Your objective:
Scan the listing below. Return every line containing the string "vyšší".

#####

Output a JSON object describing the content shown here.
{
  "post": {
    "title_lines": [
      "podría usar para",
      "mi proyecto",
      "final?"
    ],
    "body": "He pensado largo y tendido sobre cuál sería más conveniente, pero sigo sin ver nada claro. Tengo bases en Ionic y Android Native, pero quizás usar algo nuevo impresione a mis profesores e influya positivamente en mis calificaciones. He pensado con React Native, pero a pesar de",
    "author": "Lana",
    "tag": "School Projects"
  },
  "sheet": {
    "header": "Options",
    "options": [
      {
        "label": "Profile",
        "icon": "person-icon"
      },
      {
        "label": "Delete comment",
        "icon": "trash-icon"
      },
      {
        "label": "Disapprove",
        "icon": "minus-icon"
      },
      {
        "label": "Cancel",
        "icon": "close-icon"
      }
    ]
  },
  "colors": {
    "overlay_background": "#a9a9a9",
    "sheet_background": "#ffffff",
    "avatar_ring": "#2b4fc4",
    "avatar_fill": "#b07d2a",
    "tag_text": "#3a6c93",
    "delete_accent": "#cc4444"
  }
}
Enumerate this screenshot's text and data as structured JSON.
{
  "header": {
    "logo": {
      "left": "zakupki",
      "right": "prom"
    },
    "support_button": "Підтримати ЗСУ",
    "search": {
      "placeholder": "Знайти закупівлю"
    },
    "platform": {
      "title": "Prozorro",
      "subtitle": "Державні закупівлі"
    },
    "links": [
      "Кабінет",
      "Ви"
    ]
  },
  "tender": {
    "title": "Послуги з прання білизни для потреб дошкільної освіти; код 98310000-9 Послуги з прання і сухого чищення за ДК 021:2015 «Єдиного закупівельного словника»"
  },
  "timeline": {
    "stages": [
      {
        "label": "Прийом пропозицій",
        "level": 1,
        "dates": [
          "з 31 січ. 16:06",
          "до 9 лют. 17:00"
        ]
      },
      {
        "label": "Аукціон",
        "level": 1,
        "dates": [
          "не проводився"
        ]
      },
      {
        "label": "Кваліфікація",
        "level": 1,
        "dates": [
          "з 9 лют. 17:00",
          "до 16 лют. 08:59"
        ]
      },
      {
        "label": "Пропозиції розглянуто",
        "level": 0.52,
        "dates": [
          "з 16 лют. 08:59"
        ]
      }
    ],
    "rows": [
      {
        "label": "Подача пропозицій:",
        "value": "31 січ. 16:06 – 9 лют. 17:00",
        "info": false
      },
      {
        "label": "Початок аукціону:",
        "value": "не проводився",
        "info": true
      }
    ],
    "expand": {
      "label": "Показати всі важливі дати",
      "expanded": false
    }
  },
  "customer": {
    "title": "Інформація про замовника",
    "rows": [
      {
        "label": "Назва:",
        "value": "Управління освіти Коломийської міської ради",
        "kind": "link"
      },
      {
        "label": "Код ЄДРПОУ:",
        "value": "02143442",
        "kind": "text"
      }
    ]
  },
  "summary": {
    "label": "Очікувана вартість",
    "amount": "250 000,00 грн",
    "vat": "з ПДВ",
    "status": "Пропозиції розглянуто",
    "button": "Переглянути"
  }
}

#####

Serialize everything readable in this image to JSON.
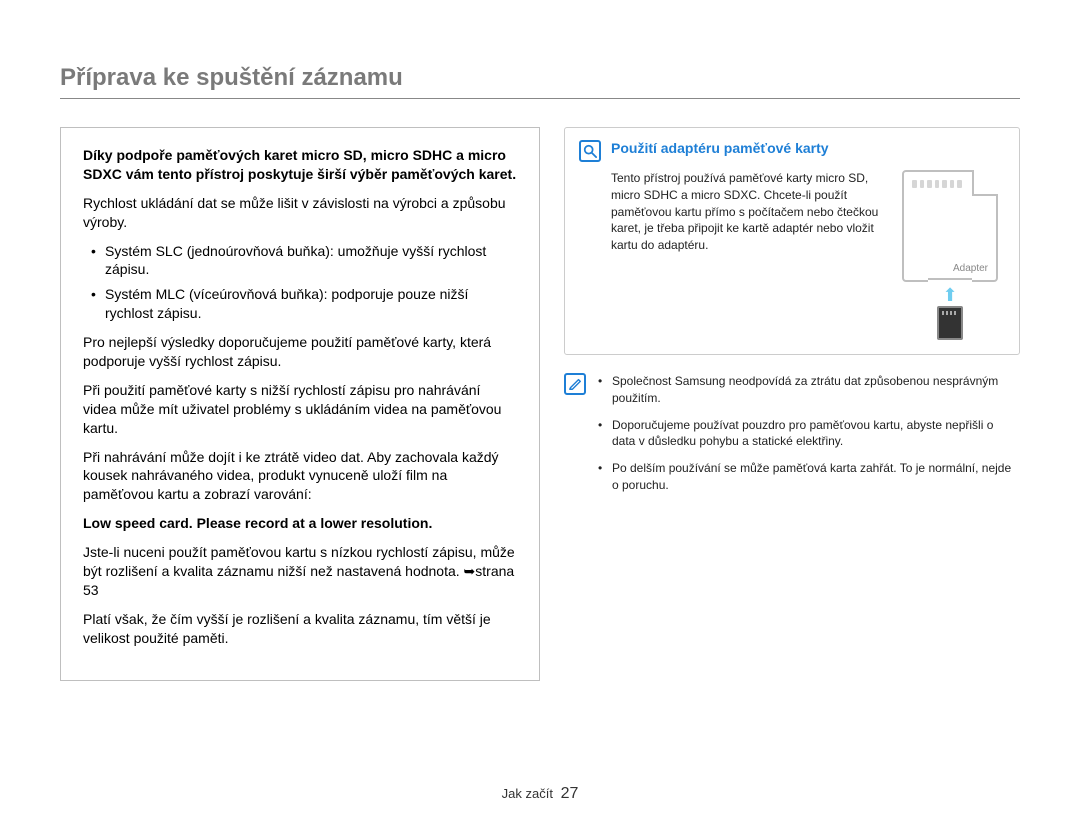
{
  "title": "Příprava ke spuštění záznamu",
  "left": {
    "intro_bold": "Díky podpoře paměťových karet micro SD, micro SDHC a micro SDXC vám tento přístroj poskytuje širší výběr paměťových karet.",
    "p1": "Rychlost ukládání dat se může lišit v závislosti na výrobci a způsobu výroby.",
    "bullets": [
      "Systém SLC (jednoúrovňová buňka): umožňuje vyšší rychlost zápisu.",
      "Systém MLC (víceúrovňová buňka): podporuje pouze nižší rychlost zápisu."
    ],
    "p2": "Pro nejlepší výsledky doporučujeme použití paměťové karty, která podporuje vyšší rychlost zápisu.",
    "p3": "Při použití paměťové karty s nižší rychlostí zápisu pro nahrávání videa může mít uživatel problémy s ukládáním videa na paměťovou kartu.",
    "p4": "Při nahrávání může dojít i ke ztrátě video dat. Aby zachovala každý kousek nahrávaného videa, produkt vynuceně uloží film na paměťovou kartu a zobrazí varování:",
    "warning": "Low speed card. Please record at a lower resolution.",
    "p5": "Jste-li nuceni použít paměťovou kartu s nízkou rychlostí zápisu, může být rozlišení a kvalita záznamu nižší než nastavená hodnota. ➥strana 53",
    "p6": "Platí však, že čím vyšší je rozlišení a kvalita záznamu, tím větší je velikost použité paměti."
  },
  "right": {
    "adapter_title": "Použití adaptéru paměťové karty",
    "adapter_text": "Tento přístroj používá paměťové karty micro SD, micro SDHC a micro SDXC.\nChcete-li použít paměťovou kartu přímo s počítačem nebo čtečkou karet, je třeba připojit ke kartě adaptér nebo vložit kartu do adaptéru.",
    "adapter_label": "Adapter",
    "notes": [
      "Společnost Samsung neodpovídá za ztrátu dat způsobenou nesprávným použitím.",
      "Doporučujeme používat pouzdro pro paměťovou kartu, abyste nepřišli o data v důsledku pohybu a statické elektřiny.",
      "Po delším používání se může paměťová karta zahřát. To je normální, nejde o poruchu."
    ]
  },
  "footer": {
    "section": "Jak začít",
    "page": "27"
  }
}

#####

Output of the task:
      "Systém SLC (jednoúrovňová buňka): umožňuje vyšší rychlost zápisu.",
    "p2": "Pro nejlepší výsledky doporučujeme použití paměťové karty, která podporuje vyšší rychlost zápisu.",
    "p6": "Platí však, že čím vyšší je rozlišení a kvalita záznamu, tím větší je velikost použité paměti."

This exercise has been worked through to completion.